As you may know if you read my blog I am a gamer & an educator – and I find my passion at the intersection of those two identities. So, early in the second semester of the 2012-13 academic year, I planned an all day gaming event on campus. Student’s loved it and said they wanted to do it again sometime during the semester. When Felicia Day and Wil Wheaton declared March 30 to be International Tabletop Day – I saw it as the perfect opportunity.
So I recruited some students to help, and we planned another all day event on campus for March 30. The event was awesome. We started at 11am and didn’t wrap up until around 3:30am (that’s not a typo- we where there for 16.5 hours). There were 2 questions I heard students asked that I’ve been thinking about a lot since the event.

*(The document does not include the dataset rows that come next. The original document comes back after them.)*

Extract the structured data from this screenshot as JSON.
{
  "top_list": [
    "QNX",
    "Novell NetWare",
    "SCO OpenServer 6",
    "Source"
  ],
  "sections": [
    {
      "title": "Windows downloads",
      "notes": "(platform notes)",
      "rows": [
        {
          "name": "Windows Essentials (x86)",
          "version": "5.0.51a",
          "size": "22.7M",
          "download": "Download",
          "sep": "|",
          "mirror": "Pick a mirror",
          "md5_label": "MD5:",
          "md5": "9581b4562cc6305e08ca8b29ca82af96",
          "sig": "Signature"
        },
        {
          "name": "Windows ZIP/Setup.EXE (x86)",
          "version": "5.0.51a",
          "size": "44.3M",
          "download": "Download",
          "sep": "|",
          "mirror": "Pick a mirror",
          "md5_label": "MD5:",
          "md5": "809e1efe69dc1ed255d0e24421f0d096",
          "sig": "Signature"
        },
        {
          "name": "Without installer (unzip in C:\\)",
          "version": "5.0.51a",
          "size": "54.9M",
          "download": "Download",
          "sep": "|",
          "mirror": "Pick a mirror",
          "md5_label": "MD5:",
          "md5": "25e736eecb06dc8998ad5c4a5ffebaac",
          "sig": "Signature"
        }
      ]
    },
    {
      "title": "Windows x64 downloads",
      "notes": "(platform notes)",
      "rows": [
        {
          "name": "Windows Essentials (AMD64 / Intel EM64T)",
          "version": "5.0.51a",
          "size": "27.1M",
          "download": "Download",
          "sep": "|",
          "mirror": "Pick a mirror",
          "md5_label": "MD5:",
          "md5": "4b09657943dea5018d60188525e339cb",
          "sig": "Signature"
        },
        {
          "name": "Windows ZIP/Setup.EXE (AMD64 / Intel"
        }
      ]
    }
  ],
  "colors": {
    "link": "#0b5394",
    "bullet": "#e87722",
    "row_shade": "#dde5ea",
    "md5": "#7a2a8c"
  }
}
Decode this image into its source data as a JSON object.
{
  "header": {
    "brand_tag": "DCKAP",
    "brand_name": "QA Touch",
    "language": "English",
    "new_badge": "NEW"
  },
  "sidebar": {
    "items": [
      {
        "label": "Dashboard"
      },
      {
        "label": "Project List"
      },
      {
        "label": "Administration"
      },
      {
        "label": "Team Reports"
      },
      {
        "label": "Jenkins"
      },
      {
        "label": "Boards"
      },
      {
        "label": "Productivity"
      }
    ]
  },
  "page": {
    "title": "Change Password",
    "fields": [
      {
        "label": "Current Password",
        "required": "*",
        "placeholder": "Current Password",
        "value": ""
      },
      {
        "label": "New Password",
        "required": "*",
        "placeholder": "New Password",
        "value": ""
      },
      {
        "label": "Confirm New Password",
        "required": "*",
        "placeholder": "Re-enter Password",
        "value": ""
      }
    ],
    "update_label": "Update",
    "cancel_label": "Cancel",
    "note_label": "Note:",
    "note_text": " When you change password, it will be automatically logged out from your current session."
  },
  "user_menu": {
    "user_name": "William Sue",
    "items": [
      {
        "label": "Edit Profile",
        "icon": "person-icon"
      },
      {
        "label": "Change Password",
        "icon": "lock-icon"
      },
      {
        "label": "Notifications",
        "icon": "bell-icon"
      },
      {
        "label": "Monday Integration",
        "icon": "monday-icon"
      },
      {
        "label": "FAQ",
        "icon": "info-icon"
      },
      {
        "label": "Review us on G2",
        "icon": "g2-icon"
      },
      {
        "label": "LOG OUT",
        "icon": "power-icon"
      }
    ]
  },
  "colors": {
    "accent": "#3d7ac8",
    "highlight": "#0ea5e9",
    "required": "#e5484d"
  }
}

The first question is “What time is it?” If you are familiar with the work of Mihaly Csikszentmihalyi and his concept of flow, then you know that one of the main indicators that people are experiencing flow is a loss of a sense of time passing (or temporal distortion). When students at the International Tabletop Day event asked what time it was – they were often astonished by the answer and responded with declarations like “There is no way that’s right. I haven’t been here for six hours already.” This response is a pretty strong indicator that they were experiencing flow – and highly engaged.
Another way to define engagement involves a sense of ownership. Engaged students feel they own the program. The second question that I heard at International Tabletop Day that indicates students were engaged was, “How can I help?” When students ask how they can help, it tells me that they want to go beyond simple participation and “own” the event. Students helped secure funding, they hung flyers to advertise the event, they helped set-up, they even stayed afterwards to help clean up.
Measuring student engagement is a difficult prospect – but you can feel well assured that if students are asking “What time is it?” and “How can I help?” you are likely creating an engaging experience.